Virtual reality (VR) is an experience taking place within simulated and immersive environments that can be similar to or completely different from the real world. It can be used for educational and entertainment purposes. Also, augmented reality or mixed reality are other types of this technology.
The current systems use some kind of device (e.g., headsets or multi-projected environments) to create images, sounds, or other sensations in order to take the user into the virtual environment. The users can submerge themselves into the virtual environment and interact with the virtual features as if they are real. The effect is generated by special headsets that yield a head-mounted display with a tiny screen before the eyes, but can also be created through specially designed rooms with big screens. This technology includes visual and auditory feedback, and can also permit other types of senses or feedback through haptic technology.
What are the potential legal issues?
Well, with every new idea comes along a risk. For example, the bad actors may figure out a way to defraud others by using this technology. The users may threaten each other with violence or bodily harm. The users may annoy, harass, or intimidate each other in the virtual world. However, the same legal doctrines and principles will apply. In general, every jurisdiction will have a harassment statute which can be applicable to the situation. For example, California Code of Civil Procedure Section 527.6 describes a “credible threat of violence” as follows:
“Credible threat of violence” is a knowing and willful statement or course of conduct that would place a reasonable person in fear for his or her safety or the safety of his or her immediate family, and that serves no legitimate purpose.
This statute also describes “harassment” as follows:
“Harassment” is unlawful violence, a credible threat of violence, or a knowing and willful course of conduct directed at a specific person that seriously alarms, annoys, or harasses the person, and that serves no legitimate purpose. The course of conduct must be that which would cause a reasonable person to suffer substantial emotional distress, and must actually cause substantial emotional distress to the petitioner.
Therefore, if the virtual reality users engage in the same or similar conduct, then the courts may apply the applicable rules or regulations.

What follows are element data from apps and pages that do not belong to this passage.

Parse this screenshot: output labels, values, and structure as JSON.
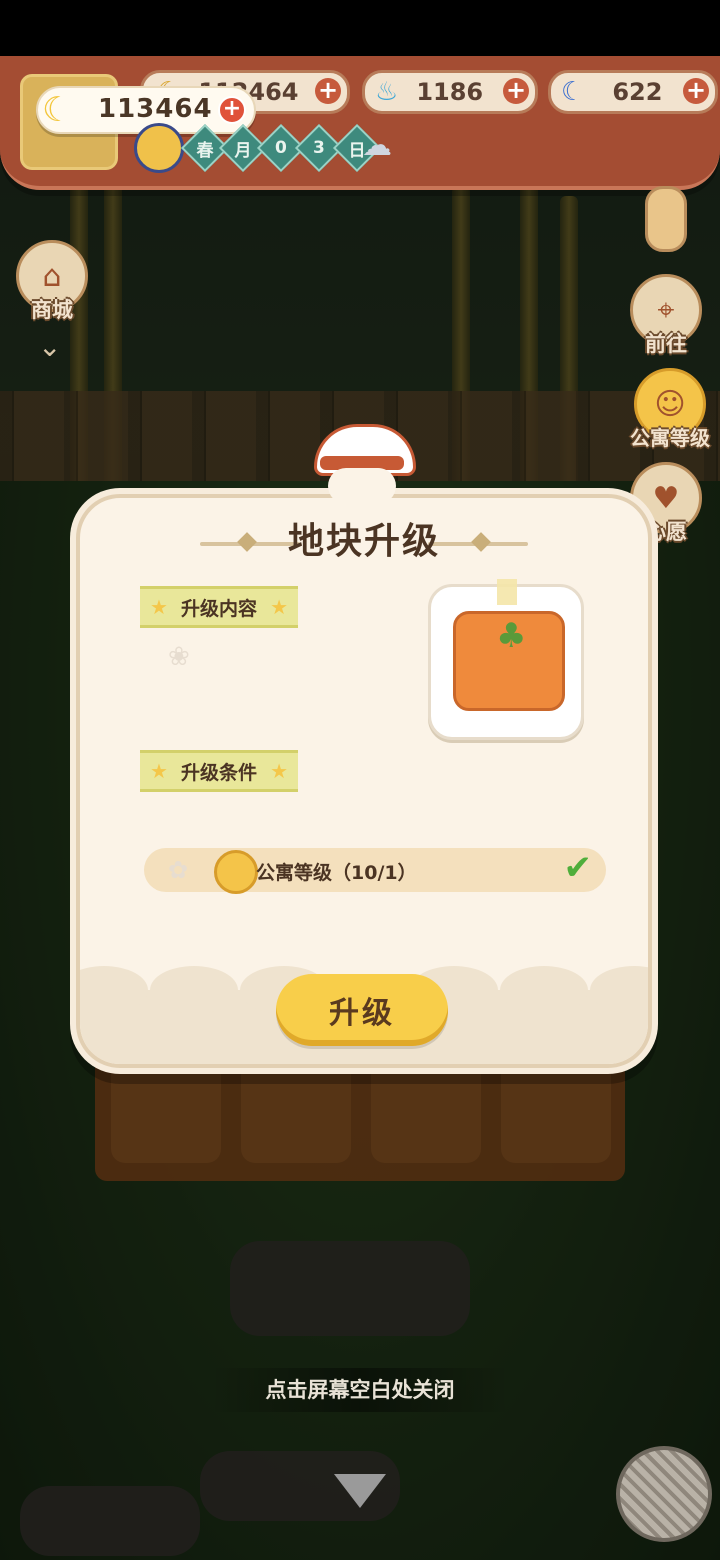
{
  "hud": {
    "main_currency": "113464",
    "resources": [
      {
        "icon": "banana-icon",
        "value": "112464"
      },
      {
        "icon": "blue-flame-icon",
        "value": "1186"
      },
      {
        "icon": "blue-banana-icon",
        "value": "622"
      }
    ],
    "date": {
      "chars": [
        "春",
        "月",
        "0",
        "3",
        "日"
      ]
    },
    "weather": "rain-cloud-icon"
  },
  "side_left": {
    "shop_label": "商城"
  },
  "side_right": {
    "goto_label": "前往",
    "apartment_level_label": "公寓等级",
    "wish_label": "心愿"
  },
  "modal": {
    "title": "地块升级",
    "content_tag": "升级内容",
    "condition_tag": "升级条件",
    "condition_text": "公寓等级（10/1）",
    "condition_met": true,
    "upgrade_button": "升级"
  },
  "footer": {
    "close_hint": "点击屏幕空白处关闭"
  },
  "colors": {
    "banner": "#a44d33",
    "modal_bg": "#fbf3e7",
    "button": "#f8ce4a",
    "check": "#4fae3b"
  }
}
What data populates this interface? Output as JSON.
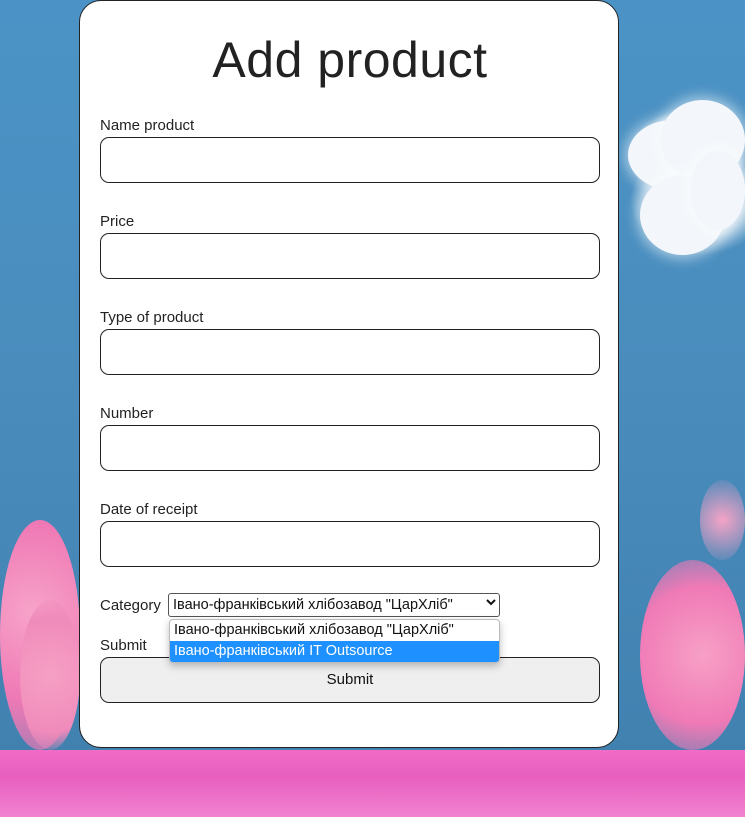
{
  "form": {
    "title": "Add product",
    "fields": [
      {
        "label": "Name product",
        "value": ""
      },
      {
        "label": "Price",
        "value": ""
      },
      {
        "label": "Type of product",
        "value": ""
      },
      {
        "label": "Number",
        "value": ""
      },
      {
        "label": "Date of receipt",
        "value": ""
      }
    ],
    "category": {
      "label": "Category",
      "selected": "Івано-франківський хлібозавод \"ЦарХліб\"",
      "options": [
        "Івано-франківський хлібозавод \"ЦарХліб\"",
        "Івано-франківський IT Outsource"
      ],
      "highlighted_option": "Івано-франківський IT Outsource"
    },
    "submit_label": "Submit",
    "submit_button": "Submit"
  },
  "colors": {
    "sky": "#4a8fc0",
    "blossom": "#f06bc6",
    "highlight": "#1e90ff"
  }
}
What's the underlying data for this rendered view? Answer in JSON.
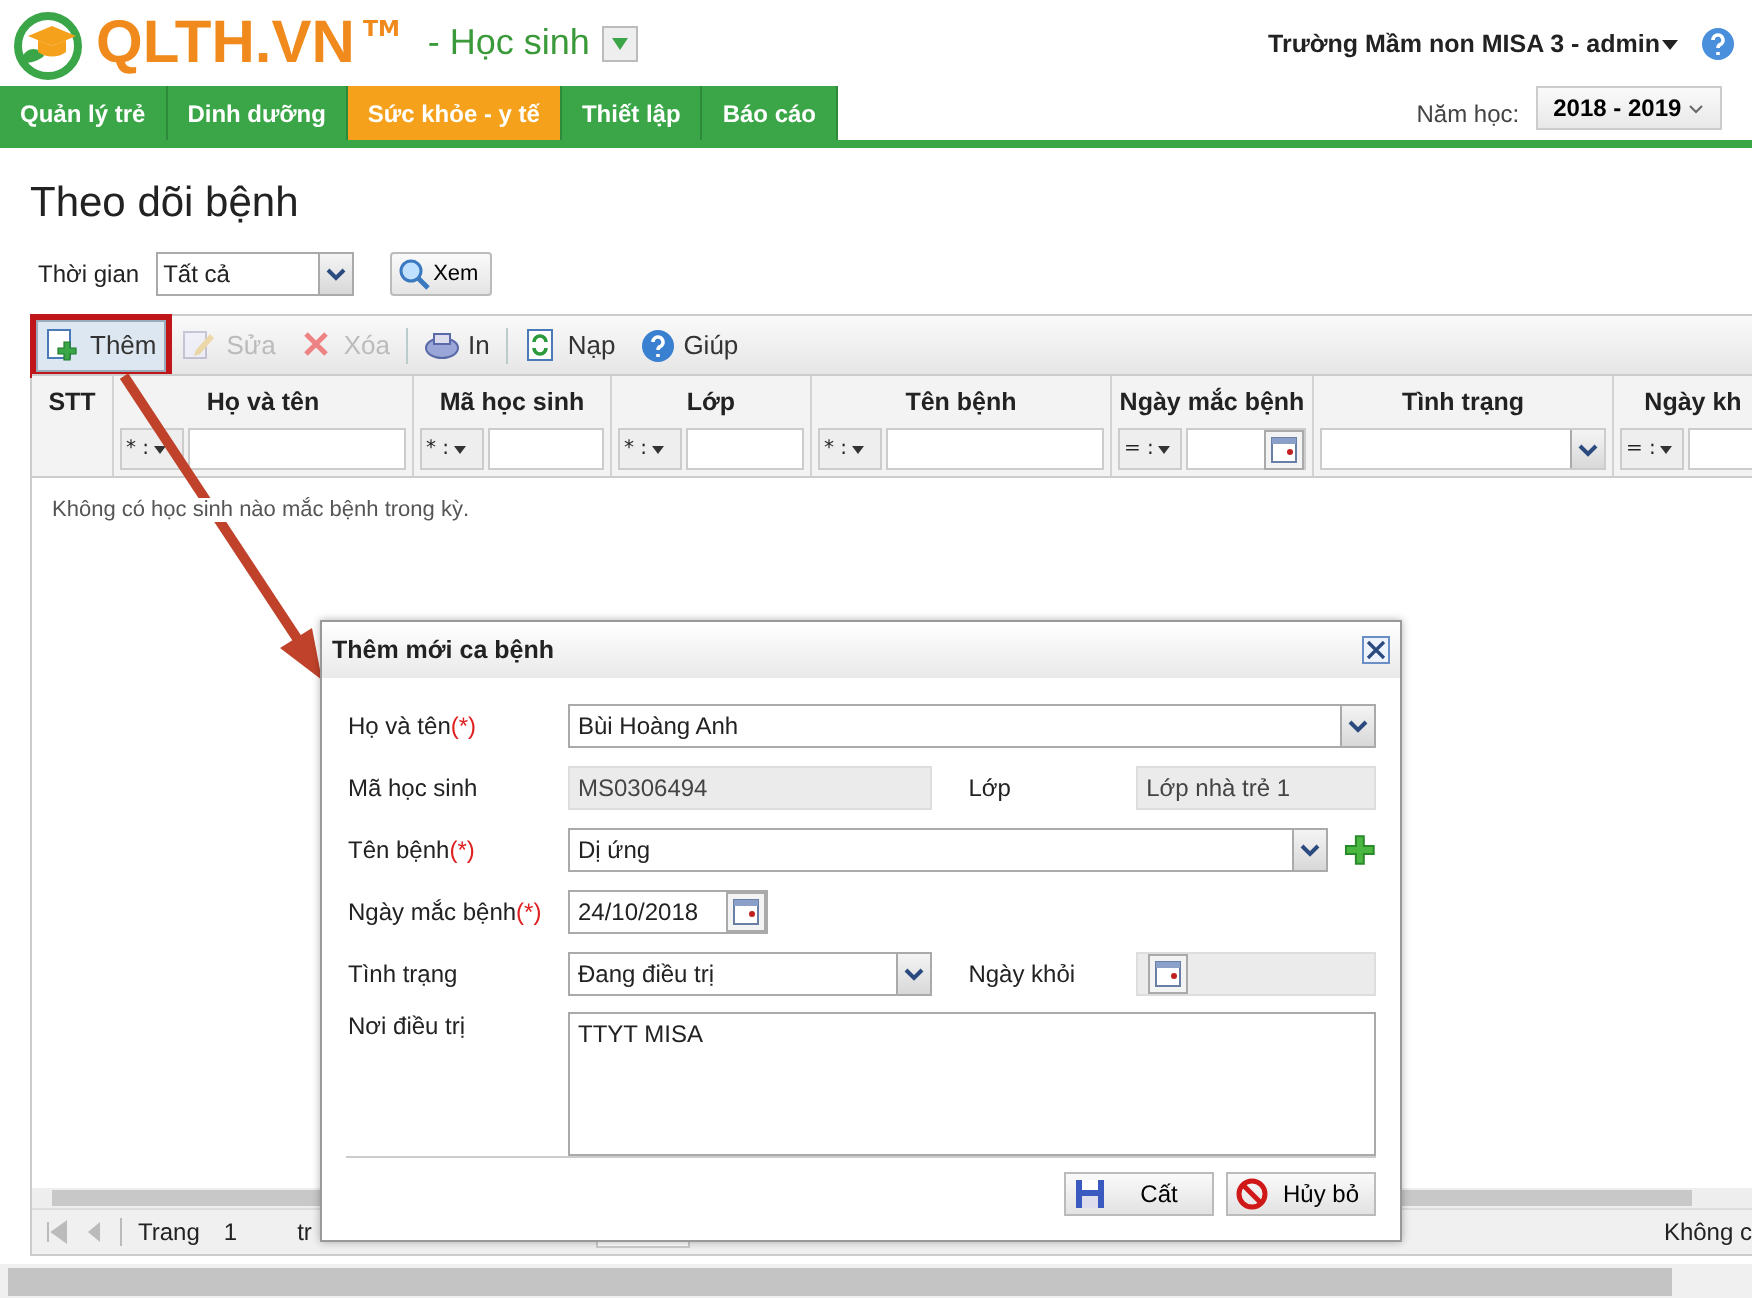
{
  "header": {
    "logo": "QLTH.VN",
    "trademark": "TM",
    "module": "- Học sinh",
    "user": "Trường Mầm non MISA 3 - admin"
  },
  "nav": {
    "tabs": [
      {
        "label": "Quản lý trẻ",
        "selected": false
      },
      {
        "label": "Dinh dưỡng",
        "selected": false
      },
      {
        "label": "Sức khỏe - y tế",
        "selected": true
      },
      {
        "label": "Thiết lập",
        "selected": false
      },
      {
        "label": "Báo cáo",
        "selected": false
      }
    ],
    "year_label": "Năm học:",
    "year": "2018 - 2019"
  },
  "page": {
    "title": "Theo dõi bệnh",
    "filter_label": "Thời gian",
    "filter_value": "Tất cả",
    "view_button": "Xem"
  },
  "toolbar": [
    {
      "label": "Thêm",
      "kind": "add",
      "disabled": false,
      "highlighted": true
    },
    {
      "label": "Sửa",
      "kind": "edit",
      "disabled": true,
      "highlighted": false
    },
    {
      "label": "Xóa",
      "kind": "delete",
      "disabled": true,
      "highlighted": false
    },
    {
      "label": "In",
      "kind": "print",
      "disabled": false,
      "highlighted": false
    },
    {
      "label": "Nạp",
      "kind": "reload",
      "disabled": false,
      "highlighted": false
    },
    {
      "label": "Giúp",
      "kind": "help",
      "disabled": false,
      "highlighted": false
    }
  ],
  "table": {
    "columns": [
      {
        "label": "STT",
        "kind": "plain"
      },
      {
        "label": "Họ và tên",
        "kind": "text",
        "operator": "* :"
      },
      {
        "label": "Mã học sinh",
        "kind": "text",
        "operator": "* :"
      },
      {
        "label": "Lớp",
        "kind": "text",
        "operator": "* :"
      },
      {
        "label": "Tên bệnh",
        "kind": "text",
        "operator": "* :"
      },
      {
        "label": "Ngày mắc bệnh",
        "kind": "date",
        "operator": "= :"
      },
      {
        "label": "Tình trạng",
        "kind": "select"
      },
      {
        "label": "Ngày kh",
        "kind": "text",
        "operator": "= :"
      }
    ],
    "empty_message": "Không có học sinh nào mắc bệnh trong kỳ."
  },
  "pager": {
    "page_label": "Trang",
    "page": "1",
    "of_label": "tr",
    "summary": "Không c"
  },
  "dialog": {
    "title": "Thêm mới ca bệnh",
    "required_mark": "(*)",
    "fields": [
      {
        "label": "Họ và tên",
        "required": true,
        "kind": "select",
        "value": "Bùi Hoàng Anh"
      },
      {
        "label": "Mã học sinh",
        "required": false,
        "kind": "readonly",
        "value": "MS0306494",
        "side_label": "Lớp",
        "side_value": "Lớp nhà trẻ 1"
      },
      {
        "label": "Tên bệnh",
        "required": true,
        "kind": "select-add",
        "value": "Dị ứng"
      },
      {
        "label": "Ngày mắc bệnh",
        "required": true,
        "kind": "date",
        "value": "24/10/2018"
      },
      {
        "label": "Tình trạng",
        "required": false,
        "kind": "select-date",
        "value": "Đang điều trị",
        "side_label": "Ngày khỏi"
      },
      {
        "label": "Nơi điều trị",
        "required": false,
        "kind": "textarea",
        "value": "TTYT MISA"
      }
    ],
    "buttons": [
      {
        "label": "Cất",
        "kind": "save"
      },
      {
        "label": "Hủy bỏ",
        "kind": "cancel"
      }
    ]
  }
}
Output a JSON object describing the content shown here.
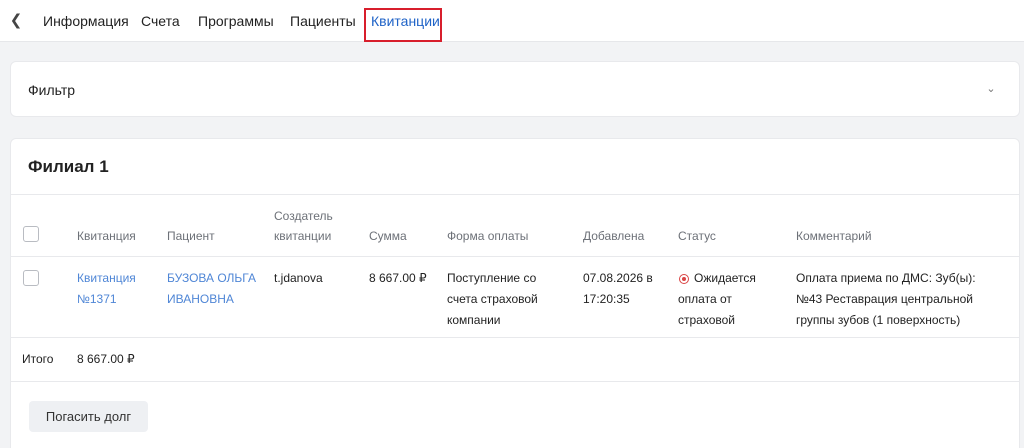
{
  "nav": {
    "tabs": [
      {
        "label": "Информация"
      },
      {
        "label": "Счета"
      },
      {
        "label": "Программы"
      },
      {
        "label": "Пациенты"
      },
      {
        "label": "Квитанции",
        "active": true
      }
    ]
  },
  "filter": {
    "title": "Фильтр"
  },
  "branch": {
    "title": "Филиал 1"
  },
  "table": {
    "headers": {
      "receipt": "Квитанция",
      "patient": "Пациент",
      "creator_line1": "Создатель",
      "creator_line2": "квитанции",
      "sum": "Сумма",
      "payment_form": "Форма оплаты",
      "added": "Добавлена",
      "status": "Статус",
      "comment": "Комментарий"
    },
    "rows": [
      {
        "receipt_line1": "Квитанция",
        "receipt_line2": "№1371",
        "patient_line1": "БУЗОВА ОЛЬГА",
        "patient_line2": "ИВАНОВНА",
        "creator": "t.jdanova",
        "sum": "8 667.00 ₽",
        "payment_line1": "Поступление со",
        "payment_line2": "счета страховой",
        "payment_line3": "компании",
        "added_line1": "07.08.2026 в",
        "added_line2": "17:20:35",
        "status_line1": "Ожидается",
        "status_line2": "оплата от",
        "status_line3": "страховой",
        "comment_line1": "Оплата приема по ДМС: Зуб(ы):",
        "comment_line2": "№43 Реставрация центральной",
        "comment_line3": "группы зубов (1 поверхность)"
      }
    ]
  },
  "totals": {
    "label": "Итого",
    "value": "8 667.00 ₽"
  },
  "actions": {
    "pay_debt": "Погасить долг"
  },
  "colors": {
    "accent": "#1f63c7",
    "link": "#4f86d6",
    "highlight": "#d81e2c",
    "status": "#d94545"
  }
}
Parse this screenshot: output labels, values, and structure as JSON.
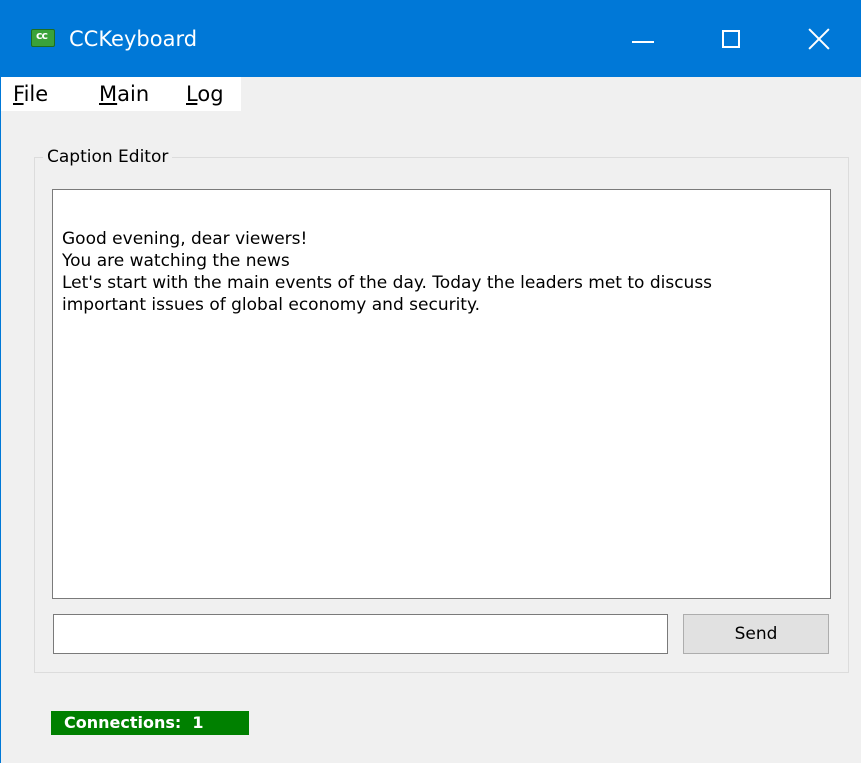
{
  "window": {
    "title": "CCKeyboard",
    "icon": "cc-app-icon",
    "controls": [
      "minimize-icon",
      "maximize-icon",
      "close-icon"
    ]
  },
  "menu": {
    "items": [
      {
        "label": "File"
      },
      {
        "label": "Main"
      },
      {
        "label": "Log"
      }
    ]
  },
  "caption_editor": {
    "group_label": "Caption Editor",
    "lines": [
      "Good evening, dear viewers!",
      "You are watching the news",
      "Let's start with the main events of the day. Today the leaders met to discuss",
      "important issues of global economy and security."
    ],
    "input_value": "",
    "send_label": "Send"
  },
  "status": {
    "connections_label": "Connections:  1",
    "color": "#008000"
  },
  "colors": {
    "titlebar": "#0078d7",
    "window_bg": "#f0f0f0"
  }
}
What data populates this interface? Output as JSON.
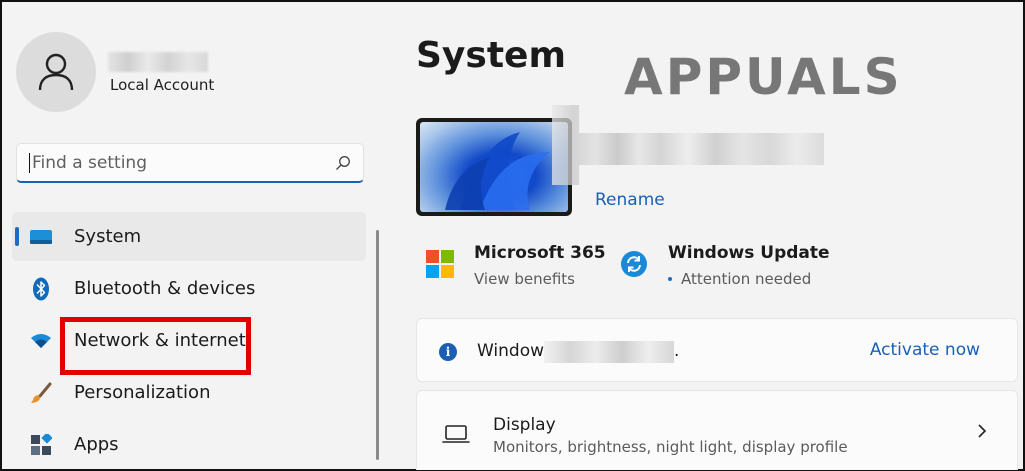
{
  "sidebar": {
    "account_type": "Local Account",
    "search_placeholder": "Find a setting",
    "items": [
      {
        "label": "System",
        "icon": "system-icon",
        "active": true
      },
      {
        "label": "Bluetooth & devices",
        "icon": "bluetooth-icon"
      },
      {
        "label": "Network & internet",
        "icon": "wifi-icon",
        "highlighted": true
      },
      {
        "label": "Personalization",
        "icon": "brush-icon"
      },
      {
        "label": "Apps",
        "icon": "apps-icon"
      }
    ]
  },
  "main": {
    "title": "System",
    "watermark": "APPUALS",
    "device": {
      "rename_label": "Rename"
    },
    "tiles": [
      {
        "title": "Microsoft 365",
        "subtitle": "View benefits",
        "icon": "microsoft-logo-icon"
      },
      {
        "title": "Windows Update",
        "subtitle": "Attention needed",
        "icon": "windows-update-icon"
      }
    ],
    "activation": {
      "text": "Window",
      "text_end": ".",
      "action": "Activate now"
    },
    "display": {
      "title": "Display",
      "subtitle": "Monitors, brightness, night light, display profile"
    }
  },
  "colors": {
    "accent": "#1a5fb4",
    "highlight": "#e30000",
    "background": "#f3f3f3"
  }
}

Intellectual property rights may be violated by using these technologies without obtaining the proper license from the copyright owner. The users may use the other person’s avatar without permission and use them. It can be used for unlawful purposes which would constitute a tort.
Privacy rights may be violated by collecting and sharing of personal information – e.g., name, address, telephone, email address, IP address, or other identifying information. In most, if not all states, there are applicable statutes that prevent the unlawful collection or sharing of personal information. For example, California has enacted AB 375 to protect the privacy of its citizens. This statute is a comprehensive law that closely follows the GDPR data privacy guidelines which replaced the Data Protection Directive 95/46/EC and is designed to synchronize data privacy laws, protect citizens, and reshape organizational approach to data privacy.
Which legal cases may apply?
In recent years, the courts have been grappling with technology which has been challenging because technology is usually a few steps ahead. However, the legal principles that may apply to the situation remain the same. For example, one court has held that original expressions are protected by copyright laws. See Feist Publications, Inc. v. Rural Telephone Service, 499 U.S. 340, 113 L.Ed.2d 358 (1991).
There may be new issues in the future that the courts have not considered. For example, companies that have a trademark registration in the real world may have problems if a user takes their name and uses it in the virtual world without permission. Now, does the real-world trademark registration apply to the virtual world? What if the trademark or copyright owner has no way to register the trademark or copyright in the virtual world? So, should the government agencies (e.g., Patent and Trademark Office, Copyright Office) offer the option?
At our law firm, we help clients navigate through the legal obstacles. Please do not hesitate to contact our virtual and augment reality attorneys for any questions.